    Take 538 for instance, you for some reason claim that they were "wrong" in 2016 because they'd given Trump a 28.6% chance and Hillary a 71.6% chance but that doesn't make them wrong. If you run a scenario often enough you should expect a 28% chance to come in a bit over a quarter of the time, that doesn't make you wrong - it makes you right.

    In extremis if you had 100 scenarios you'd given a 71.6% chance to and all 100 came in then your prediction was fundamentally flawed.

    538 have been around for four Presidential elections now. The 28% chance coming in on one of those 4 occasions is not "wrong". It is simply understanding how probability works.
  • contrariancontrarian Posts: 3,200

    One set of Sage documents reveals how much individual policies may cut the R number by:

    Close all bars, pubs, cafes and restaurants could reduce R by 0.1-0.2
    Close all indoor gyms and leisure centres could reduce R by up to 0.1
    Closing non-essential retail would have "minimal impact" on transmission
    Stopping people mixing in homes could reduce R by 0.1-0.2
    Working from home reduce R by 0.2-0.4
    Closing all schools could reduce R by 0.2-0.5

    This is useful information.

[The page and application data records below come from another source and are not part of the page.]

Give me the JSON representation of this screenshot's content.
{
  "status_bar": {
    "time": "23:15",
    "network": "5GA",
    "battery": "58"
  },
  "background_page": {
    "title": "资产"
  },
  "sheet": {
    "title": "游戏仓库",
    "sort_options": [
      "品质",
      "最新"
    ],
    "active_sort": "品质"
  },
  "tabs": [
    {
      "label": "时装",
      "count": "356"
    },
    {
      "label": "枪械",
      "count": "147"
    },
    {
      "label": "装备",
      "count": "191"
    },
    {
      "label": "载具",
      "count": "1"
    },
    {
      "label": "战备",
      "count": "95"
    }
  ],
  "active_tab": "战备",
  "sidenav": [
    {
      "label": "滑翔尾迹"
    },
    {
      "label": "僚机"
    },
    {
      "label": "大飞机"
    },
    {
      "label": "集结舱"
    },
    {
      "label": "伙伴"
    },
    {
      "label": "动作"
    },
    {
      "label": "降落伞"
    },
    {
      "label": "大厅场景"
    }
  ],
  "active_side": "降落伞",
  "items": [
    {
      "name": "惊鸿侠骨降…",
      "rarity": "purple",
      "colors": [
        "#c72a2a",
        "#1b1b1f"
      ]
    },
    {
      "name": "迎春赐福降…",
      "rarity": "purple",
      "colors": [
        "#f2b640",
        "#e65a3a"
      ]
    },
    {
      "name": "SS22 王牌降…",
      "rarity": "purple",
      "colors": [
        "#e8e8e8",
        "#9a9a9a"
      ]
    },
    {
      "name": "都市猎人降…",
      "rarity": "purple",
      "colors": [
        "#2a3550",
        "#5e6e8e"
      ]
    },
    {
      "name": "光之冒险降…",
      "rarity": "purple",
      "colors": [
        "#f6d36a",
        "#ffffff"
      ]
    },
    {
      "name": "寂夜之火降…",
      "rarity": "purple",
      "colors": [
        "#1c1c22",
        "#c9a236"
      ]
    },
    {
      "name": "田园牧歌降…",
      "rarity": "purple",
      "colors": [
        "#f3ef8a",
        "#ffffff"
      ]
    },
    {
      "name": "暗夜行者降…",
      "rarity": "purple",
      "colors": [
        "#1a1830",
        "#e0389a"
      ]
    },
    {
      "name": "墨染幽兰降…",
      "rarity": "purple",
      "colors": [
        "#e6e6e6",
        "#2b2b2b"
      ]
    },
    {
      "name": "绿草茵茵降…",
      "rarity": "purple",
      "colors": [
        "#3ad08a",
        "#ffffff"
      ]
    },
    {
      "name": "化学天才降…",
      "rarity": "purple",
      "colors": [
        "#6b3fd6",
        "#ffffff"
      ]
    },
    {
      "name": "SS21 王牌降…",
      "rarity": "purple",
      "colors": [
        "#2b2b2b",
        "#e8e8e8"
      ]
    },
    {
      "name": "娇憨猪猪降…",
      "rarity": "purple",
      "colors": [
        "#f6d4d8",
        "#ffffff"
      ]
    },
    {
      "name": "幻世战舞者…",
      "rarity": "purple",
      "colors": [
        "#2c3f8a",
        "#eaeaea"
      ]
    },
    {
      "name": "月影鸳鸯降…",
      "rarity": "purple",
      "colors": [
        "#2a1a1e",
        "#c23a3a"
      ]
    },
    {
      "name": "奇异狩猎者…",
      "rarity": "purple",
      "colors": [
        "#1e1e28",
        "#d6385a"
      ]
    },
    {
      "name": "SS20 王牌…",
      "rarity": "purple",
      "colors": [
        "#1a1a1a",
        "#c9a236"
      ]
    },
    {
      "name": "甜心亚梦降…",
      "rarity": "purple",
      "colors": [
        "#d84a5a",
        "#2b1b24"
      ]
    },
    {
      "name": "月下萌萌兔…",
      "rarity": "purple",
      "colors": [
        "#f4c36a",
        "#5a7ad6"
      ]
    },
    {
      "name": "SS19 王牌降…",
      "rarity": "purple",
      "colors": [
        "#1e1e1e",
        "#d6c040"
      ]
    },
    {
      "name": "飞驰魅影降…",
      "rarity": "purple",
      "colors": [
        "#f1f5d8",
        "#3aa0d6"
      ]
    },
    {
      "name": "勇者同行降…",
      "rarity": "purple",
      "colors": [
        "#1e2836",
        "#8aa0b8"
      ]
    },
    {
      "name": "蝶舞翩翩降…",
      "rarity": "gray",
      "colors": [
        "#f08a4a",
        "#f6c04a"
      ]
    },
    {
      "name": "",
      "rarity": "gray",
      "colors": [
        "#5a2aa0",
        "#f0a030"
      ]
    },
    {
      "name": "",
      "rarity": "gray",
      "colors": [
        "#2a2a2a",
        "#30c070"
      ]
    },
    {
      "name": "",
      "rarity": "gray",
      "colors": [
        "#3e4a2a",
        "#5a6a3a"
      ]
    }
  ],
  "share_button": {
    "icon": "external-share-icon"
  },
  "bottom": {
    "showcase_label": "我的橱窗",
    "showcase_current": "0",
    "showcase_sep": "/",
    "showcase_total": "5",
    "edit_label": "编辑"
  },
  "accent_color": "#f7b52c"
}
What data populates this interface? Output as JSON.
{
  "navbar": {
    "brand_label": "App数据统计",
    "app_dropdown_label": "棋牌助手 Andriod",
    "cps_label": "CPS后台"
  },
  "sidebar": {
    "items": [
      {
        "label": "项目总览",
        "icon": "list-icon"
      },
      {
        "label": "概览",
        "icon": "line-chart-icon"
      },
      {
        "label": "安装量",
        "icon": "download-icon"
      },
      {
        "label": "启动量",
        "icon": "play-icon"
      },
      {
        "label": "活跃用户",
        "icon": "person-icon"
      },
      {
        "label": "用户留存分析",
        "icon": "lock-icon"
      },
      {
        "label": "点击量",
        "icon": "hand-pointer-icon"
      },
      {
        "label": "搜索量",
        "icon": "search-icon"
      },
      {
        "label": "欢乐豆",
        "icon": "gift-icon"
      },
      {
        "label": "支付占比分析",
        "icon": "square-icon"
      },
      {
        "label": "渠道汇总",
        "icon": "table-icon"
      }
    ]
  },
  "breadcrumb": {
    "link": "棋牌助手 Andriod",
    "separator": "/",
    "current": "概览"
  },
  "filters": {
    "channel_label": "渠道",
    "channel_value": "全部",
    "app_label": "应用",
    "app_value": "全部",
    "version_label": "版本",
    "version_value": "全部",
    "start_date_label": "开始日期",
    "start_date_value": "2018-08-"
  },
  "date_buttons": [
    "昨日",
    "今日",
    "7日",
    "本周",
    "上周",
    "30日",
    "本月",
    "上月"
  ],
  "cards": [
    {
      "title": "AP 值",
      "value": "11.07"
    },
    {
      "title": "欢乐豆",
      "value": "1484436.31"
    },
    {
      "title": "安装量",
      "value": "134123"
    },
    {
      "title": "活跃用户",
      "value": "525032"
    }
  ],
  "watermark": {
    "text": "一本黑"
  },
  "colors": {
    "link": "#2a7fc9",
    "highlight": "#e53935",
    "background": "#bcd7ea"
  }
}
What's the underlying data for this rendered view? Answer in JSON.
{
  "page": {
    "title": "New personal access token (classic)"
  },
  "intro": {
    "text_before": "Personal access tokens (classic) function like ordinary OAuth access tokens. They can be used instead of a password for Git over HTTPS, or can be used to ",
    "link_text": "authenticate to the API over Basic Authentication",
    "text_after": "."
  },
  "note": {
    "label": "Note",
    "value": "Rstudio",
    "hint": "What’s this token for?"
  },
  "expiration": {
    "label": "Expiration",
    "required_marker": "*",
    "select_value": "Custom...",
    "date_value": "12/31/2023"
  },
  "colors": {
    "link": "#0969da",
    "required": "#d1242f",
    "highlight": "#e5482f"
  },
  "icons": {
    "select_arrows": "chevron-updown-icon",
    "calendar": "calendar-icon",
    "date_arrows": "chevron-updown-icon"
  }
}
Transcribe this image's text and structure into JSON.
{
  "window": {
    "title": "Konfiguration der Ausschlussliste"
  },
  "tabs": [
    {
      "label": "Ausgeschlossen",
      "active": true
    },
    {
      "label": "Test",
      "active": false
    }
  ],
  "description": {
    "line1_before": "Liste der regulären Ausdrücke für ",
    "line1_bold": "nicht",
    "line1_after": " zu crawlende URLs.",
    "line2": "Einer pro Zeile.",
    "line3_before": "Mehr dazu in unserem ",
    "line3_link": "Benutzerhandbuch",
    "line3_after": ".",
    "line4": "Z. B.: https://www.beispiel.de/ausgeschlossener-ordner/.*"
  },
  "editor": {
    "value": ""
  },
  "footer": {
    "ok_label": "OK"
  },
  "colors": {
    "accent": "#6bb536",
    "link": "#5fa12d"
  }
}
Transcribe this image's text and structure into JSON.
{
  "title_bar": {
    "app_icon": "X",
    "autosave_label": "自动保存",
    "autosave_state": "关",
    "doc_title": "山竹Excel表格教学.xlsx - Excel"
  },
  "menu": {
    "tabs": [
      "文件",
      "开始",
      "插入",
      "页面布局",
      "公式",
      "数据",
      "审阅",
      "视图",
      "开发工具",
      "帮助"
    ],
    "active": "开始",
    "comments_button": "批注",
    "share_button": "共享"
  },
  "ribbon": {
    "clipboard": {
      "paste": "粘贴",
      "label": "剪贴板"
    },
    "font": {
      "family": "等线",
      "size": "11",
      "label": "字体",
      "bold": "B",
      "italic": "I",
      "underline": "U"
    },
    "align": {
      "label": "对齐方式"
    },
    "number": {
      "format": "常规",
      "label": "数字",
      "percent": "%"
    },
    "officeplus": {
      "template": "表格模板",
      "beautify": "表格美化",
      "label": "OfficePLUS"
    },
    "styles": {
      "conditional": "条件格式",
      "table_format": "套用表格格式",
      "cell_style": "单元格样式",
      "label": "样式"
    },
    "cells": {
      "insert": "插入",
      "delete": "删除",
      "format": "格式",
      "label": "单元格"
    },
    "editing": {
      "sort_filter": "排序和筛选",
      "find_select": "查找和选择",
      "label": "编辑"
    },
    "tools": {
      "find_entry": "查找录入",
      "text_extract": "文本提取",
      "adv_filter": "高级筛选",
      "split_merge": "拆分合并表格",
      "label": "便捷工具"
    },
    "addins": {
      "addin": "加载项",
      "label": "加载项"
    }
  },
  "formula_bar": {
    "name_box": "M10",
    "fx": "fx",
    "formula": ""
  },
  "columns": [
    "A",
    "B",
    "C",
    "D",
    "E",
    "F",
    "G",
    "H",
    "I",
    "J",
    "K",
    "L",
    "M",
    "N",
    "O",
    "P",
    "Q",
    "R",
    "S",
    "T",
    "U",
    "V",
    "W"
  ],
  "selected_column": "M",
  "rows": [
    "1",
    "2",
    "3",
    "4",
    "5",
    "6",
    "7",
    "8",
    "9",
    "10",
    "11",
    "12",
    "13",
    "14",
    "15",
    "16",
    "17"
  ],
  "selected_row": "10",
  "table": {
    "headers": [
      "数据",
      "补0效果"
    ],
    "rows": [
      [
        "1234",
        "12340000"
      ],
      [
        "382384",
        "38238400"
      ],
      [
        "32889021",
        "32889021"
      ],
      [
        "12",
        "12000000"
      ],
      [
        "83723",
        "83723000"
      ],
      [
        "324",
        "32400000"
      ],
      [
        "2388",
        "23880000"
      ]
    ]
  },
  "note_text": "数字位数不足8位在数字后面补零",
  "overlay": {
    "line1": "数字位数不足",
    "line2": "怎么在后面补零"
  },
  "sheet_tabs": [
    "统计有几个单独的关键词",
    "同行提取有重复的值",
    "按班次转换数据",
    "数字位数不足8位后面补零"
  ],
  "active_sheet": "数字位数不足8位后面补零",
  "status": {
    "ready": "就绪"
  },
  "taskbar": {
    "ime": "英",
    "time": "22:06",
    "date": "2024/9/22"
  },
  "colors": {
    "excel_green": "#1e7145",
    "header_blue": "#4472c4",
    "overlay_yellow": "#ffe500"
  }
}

A shame we only have it now, but still. One can reasonably assume then that the 10pm curfew does very little, and how many restrictions you need to put in place to keep schools open.

    It also shows there seem to be areas that are now immune from lockdown whatever the prevalence of the disease - ie going to work and education.

  • Casino_RoyaleCasino_Royale Posts: 38,313

    The Government have to choose which bad headline they want.

    They can either have one about overpaid consultants or they can have one about track & trace being a complete and abject failure.

    Admittedly they might conspire to get both if they don't resource /scope/sponsor it properly but capping the market when they need skilled and urgent resources in an emergency situation is a recipe for disaster.
    What experience do BCG have of managing pandemics?
    I don't carry any card for BCG - it's not a consultant I've worked for or with - but they will have highly capable and experienced people in data interrogation, analysis and complex project and portfolio management who've got a track record of quick delivery in very urgent environments.

    The public sector simply won't have the number of required resources or skills to do it - and they pay poor salaries, typically 30-40% below what the best people can get in the private sector and don't operate at anything like the same velocity - so are left with little source but to temporarily bring consultants in if they want to get it done.
    I am sure they have capable people and certainly more capable than Harding. Over reliance on senior people without a long term stake in a project is a very bad plan though. The track record of govt IT and overpaid consultants makes it pretty clear it is an ineffective policy.
    To be fair a lot of that is down to ever changing scope and very bad sponsorship (something only the Government can control) but it will always be the consultants that take the blame.

    Don't get me wrong - I don't expect anyone to have much sympathy. No-one much likes consultants and they are very expensive. Far too many are overpaid and useless too. But there are also some exceptional people in there who are very very good.

    Ultimately that's why they can command the high salaries and high rates.
This discussion has been closed.